━━━━━ RECORD EXCERPTS

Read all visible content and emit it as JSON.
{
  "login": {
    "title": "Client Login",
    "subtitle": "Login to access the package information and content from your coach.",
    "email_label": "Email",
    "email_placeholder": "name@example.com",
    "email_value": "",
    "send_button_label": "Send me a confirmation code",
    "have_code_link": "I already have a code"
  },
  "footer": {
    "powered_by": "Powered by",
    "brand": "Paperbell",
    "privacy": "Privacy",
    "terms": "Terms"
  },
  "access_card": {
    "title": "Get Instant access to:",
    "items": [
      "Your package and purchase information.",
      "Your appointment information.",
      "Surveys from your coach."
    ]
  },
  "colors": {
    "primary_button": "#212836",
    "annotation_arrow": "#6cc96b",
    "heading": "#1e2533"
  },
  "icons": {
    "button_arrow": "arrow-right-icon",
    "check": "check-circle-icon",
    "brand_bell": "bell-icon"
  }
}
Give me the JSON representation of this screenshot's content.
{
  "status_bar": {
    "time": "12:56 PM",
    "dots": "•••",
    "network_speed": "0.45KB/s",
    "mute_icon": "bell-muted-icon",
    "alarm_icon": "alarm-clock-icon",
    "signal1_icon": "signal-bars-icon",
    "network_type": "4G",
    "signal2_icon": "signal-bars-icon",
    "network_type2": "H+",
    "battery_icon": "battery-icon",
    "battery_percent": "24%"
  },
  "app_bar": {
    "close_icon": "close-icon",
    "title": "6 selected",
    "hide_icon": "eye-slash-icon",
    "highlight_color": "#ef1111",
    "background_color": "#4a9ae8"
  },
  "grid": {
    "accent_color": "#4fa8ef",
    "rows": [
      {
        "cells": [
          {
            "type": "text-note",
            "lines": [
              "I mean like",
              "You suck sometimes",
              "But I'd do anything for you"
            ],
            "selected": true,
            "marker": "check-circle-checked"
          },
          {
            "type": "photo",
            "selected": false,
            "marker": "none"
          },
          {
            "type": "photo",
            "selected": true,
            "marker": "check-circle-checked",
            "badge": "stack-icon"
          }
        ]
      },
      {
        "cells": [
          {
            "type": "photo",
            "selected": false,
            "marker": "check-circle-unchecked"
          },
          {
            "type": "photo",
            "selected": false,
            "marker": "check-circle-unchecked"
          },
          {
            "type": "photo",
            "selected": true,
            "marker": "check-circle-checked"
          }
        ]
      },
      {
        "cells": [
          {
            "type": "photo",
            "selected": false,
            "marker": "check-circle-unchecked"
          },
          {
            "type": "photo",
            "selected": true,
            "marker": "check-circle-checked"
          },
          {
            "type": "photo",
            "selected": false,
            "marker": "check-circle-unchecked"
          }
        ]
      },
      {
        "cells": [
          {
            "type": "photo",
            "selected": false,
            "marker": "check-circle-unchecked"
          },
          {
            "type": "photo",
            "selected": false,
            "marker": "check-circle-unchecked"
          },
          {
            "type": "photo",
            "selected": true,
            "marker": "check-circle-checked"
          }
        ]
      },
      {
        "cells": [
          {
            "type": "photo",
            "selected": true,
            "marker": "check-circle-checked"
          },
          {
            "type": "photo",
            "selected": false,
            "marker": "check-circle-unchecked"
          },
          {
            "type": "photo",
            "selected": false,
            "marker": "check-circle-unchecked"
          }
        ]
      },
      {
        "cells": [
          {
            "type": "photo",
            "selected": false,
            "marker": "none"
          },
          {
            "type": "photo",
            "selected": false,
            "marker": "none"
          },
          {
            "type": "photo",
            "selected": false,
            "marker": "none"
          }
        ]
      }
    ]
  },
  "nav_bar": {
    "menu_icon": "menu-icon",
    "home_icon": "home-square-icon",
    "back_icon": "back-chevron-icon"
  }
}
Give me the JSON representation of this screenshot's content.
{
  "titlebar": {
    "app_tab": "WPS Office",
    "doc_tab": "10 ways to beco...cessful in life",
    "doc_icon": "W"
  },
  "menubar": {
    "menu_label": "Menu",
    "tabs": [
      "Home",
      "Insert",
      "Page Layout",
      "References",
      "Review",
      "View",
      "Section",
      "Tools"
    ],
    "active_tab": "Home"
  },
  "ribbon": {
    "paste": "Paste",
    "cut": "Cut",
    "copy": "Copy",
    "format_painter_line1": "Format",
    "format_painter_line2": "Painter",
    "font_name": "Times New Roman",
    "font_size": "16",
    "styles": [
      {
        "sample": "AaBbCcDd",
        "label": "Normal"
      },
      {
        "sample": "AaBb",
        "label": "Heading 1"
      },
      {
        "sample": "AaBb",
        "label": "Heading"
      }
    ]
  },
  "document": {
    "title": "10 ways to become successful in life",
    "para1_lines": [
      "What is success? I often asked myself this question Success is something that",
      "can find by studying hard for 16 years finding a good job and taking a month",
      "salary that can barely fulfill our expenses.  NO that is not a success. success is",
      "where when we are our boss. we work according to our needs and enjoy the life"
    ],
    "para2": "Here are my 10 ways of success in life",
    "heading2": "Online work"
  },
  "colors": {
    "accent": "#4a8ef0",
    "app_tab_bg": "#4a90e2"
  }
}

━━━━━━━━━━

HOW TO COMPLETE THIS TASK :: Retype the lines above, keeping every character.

ANSWER TO THE PROBLEM ::
Read all visible content and emit it as JSON.
{
  "login": {
    "title": "Client Login",
    "subtitle": "Login to access the package information and content from your coach.",
    "email_label": "Email",
    "email_placeholder": "name@example.com",
    "email_value": "",
    "send_button_label": "Send me a confirmation code",
    "have_code_link": "I already have a code"
  },
  "footer": {
    "powered_by": "Powered by",
    "brand": "Paperbell",
    "privacy": "Privacy",
    "terms": "Terms"
  },
  "access_card": {
    "title": "Get Instant access to:",
    "items": [
      "Your package and purchase information.",
      "Your appointment information.",
      "Surveys from your coach."
    ]
  },
  "colors": {
    "primary_button": "#212836",
    "annotation_arrow": "#6cc96b",
    "heading": "#1e2533"
  },
  "icons": {
    "button_arrow": "arrow-right-icon",
    "check": "check-circle-icon",
    "brand_bell": "bell-icon"
  }
}
Give me the JSON representation of this screenshot's content.
{
  "status_bar": {
    "time": "12:56 PM",
    "dots": "•••",
    "network_speed": "0.45KB/s",
    "mute_icon": "bell-muted-icon",
    "alarm_icon": "alarm-clock-icon",
    "signal1_icon": "signal-bars-icon",
    "network_type": "4G",
    "signal2_icon": "signal-bars-icon",
    "network_type2": "H+",
    "battery_icon": "battery-icon",
    "battery_percent": "24%"
  },
  "app_bar": {
    "close_icon": "close-icon",
    "title": "6 selected",
    "hide_icon": "eye-slash-icon",
    "highlight_color": "#ef1111",
    "background_color": "#4a9ae8"
  },
  "grid": {
    "accent_color": "#4fa8ef",
    "rows": [
      {
        "cells": [
          {
            "type": "text-note",
            "lines": [
              "I mean like",
              "You suck sometimes",
              "But I'd do anything for you"
            ],
            "selected": true,
            "marker": "check-circle-checked"
          },
          {
            "type": "photo",
            "selected": false,
            "marker": "none"
          },
          {
            "type": "photo",
            "selected": true,
            "marker": "check-circle-checked",
            "badge": "stack-icon"
          }
        ]
      },
      {
        "cells": [
          {
            "type": "photo",
            "selected": false,
            "marker": "check-circle-unchecked"
          },
          {
            "type": "photo",
            "selected": false,
            "marker": "check-circle-unchecked"
          },
          {
            "type": "photo",
            "selected": true,
            "marker": "check-circle-checked"
          }
        ]
      },
      {
        "cells": [
          {
            "type": "photo",
            "selected": false,
            "marker": "check-circle-unchecked"
          },
          {
            "type": "photo",
            "selected": true,
            "marker": "check-circle-checked"
          },
          {
            "type": "photo",
            "selected": false,
            "marker": "check-circle-unchecked"
          }
        ]
      },
      {
        "cells": [
          {
            "type": "photo",
            "selected": false,
            "marker": "check-circle-unchecked"
          },
          {
            "type": "photo",
            "selected": false,
            "marker": "check-circle-unchecked"
          },
          {
            "type": "photo",
            "selected": true,
            "marker": "check-circle-checked"
          }
        ]
      },
      {
        "cells": [
          {
            "type": "photo",
            "selected": true,
            "marker": "check-circle-checked"
          },
          {
            "type": "photo",
            "selected": false,
            "marker": "check-circle-unchecked"
          },
          {
            "type": "photo",
            "selected": false,
            "marker": "check-circle-unchecked"
          }
        ]
      },
      {
        "cells": [
          {
            "type": "photo",
            "selected": false,
            "marker": "none"
          },
          {
            "type": "photo",
            "selected": false,
            "marker": "none"
          },
          {
            "type": "photo",
            "selected": false,
            "marker": "none"
          }
        ]
      }
    ]
  },
  "nav_bar": {
    "menu_icon": "menu-icon",
    "home_icon": "home-square-icon",
    "back_icon": "back-chevron-icon"
  }
}
Give me the JSON representation of this screenshot's content.
{
  "titlebar": {
    "app_tab": "WPS Office",
    "doc_tab": "10 ways to beco...cessful in life",
    "doc_icon": "W"
  },
  "menubar": {
    "menu_label": "Menu",
    "tabs": [
      "Home",
      "Insert",
      "Page Layout",
      "References",
      "Review",
      "View",
      "Section",
      "Tools"
    ],
    "active_tab": "Home"
  },
  "ribbon": {
    "paste": "Paste",
    "cut": "Cut",
    "copy": "Copy",
    "format_painter_line1": "Format",
    "format_painter_line2": "Painter",
    "font_name": "Times New Roman",
    "font_size": "16",
    "styles": [
      {
        "sample": "AaBbCcDd",
        "label": "Normal"
      },
      {
        "sample": "AaBb",
        "label": "Heading 1"
      },
      {
        "sample": "AaBb",
        "label": "Heading"
      }
    ]
  },
  "document": {
    "title": "10 ways to become successful in life",
    "para1_lines": [
      "What is success? I often asked myself this question Success is something that",
      "can find by studying hard for 16 years finding a good job and taking a month",
      "salary that can barely fulfill our expenses.  NO that is not a success. success is",
      "where when we are our boss. we work according to our needs and enjoy the life"
    ],
    "para2": "Here are my 10 ways of success in life",
    "heading2": "Online work"
  },
  "colors": {
    "accent": "#4a8ef0",
    "app_tab_bg": "#4a90e2"
  }
}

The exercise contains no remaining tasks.